#### Your objective:
All lines below containing the string "Nouveau" are to be copied.

#### Entries provided:
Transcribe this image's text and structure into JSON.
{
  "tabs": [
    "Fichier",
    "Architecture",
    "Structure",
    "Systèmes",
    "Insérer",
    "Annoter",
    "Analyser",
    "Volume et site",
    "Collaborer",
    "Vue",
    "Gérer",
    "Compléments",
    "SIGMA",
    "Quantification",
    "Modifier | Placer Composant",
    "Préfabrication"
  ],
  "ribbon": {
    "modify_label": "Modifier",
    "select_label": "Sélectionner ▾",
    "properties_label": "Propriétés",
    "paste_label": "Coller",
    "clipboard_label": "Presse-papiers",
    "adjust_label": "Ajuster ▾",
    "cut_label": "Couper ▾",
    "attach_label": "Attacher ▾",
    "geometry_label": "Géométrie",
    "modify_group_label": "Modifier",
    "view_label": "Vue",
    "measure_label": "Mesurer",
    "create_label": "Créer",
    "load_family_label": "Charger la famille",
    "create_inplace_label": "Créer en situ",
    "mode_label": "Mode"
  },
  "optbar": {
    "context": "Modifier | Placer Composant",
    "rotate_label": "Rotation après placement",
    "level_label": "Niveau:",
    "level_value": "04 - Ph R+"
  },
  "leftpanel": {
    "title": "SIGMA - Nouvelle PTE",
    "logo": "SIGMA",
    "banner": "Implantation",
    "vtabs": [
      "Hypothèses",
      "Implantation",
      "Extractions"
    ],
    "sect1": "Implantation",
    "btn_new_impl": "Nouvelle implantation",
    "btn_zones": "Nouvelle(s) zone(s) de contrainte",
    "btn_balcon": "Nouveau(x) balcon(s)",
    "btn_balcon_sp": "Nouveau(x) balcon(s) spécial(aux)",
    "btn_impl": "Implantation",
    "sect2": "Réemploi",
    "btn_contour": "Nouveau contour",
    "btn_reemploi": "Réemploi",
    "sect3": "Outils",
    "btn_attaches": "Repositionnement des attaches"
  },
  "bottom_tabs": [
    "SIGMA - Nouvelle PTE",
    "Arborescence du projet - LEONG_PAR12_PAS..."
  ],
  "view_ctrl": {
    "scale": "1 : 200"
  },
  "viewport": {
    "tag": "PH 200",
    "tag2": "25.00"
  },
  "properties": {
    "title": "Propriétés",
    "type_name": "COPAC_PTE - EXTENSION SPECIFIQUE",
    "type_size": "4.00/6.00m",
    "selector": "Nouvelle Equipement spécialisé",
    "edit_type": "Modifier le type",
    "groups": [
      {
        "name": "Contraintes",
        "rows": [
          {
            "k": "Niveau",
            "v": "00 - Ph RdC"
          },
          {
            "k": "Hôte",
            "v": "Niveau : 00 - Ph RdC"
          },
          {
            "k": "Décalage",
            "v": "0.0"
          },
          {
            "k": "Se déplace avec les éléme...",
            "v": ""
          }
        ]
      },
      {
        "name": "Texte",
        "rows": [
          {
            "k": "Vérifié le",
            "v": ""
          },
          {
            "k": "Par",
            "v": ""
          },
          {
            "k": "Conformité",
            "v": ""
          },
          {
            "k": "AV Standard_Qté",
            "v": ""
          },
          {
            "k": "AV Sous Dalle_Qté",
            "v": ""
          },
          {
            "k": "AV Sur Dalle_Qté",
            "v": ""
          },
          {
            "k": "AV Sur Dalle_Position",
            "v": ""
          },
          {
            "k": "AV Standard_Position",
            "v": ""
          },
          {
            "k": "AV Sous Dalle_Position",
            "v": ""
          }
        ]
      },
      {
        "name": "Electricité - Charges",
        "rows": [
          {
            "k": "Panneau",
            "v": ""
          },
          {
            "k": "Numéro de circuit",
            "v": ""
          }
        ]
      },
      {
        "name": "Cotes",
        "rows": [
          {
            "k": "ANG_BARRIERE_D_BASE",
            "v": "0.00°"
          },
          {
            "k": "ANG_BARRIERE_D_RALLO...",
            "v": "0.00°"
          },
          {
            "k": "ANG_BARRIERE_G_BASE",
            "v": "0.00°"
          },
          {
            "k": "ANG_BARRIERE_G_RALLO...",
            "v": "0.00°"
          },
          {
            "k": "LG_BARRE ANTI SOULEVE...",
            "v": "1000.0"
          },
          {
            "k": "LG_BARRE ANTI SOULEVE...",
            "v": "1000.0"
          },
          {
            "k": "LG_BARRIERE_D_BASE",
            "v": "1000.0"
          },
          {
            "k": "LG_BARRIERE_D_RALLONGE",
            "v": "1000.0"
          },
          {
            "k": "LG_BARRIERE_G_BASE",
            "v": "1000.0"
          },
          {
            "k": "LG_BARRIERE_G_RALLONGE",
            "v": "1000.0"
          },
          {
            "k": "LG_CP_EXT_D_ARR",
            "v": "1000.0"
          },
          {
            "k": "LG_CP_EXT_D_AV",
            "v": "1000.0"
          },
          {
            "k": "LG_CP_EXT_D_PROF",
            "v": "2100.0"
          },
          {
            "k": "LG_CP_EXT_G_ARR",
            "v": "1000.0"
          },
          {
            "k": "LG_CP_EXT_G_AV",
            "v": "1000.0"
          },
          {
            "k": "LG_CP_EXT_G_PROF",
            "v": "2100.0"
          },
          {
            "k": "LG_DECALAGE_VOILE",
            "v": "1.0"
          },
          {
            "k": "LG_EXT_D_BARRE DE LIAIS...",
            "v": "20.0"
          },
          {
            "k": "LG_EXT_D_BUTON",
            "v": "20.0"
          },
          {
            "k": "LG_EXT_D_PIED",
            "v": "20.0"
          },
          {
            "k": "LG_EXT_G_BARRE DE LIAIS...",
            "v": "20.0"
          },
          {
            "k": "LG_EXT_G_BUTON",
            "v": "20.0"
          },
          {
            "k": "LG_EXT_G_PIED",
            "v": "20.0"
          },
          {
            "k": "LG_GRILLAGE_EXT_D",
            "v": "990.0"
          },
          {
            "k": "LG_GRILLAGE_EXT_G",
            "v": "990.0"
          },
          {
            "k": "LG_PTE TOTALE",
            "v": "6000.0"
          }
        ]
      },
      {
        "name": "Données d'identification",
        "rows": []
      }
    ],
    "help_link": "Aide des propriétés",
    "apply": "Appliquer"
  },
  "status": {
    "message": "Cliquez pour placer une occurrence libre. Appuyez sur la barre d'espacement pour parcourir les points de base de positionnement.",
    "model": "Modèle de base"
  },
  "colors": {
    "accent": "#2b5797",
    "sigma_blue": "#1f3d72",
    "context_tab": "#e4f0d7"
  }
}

#### Final answer:
    "btn_balcon": "Nouveau(x) balcon(s)",
    "btn_balcon_sp": "Nouveau(x) balcon(s) spécial(aux)",
    "btn_contour": "Nouveau contour",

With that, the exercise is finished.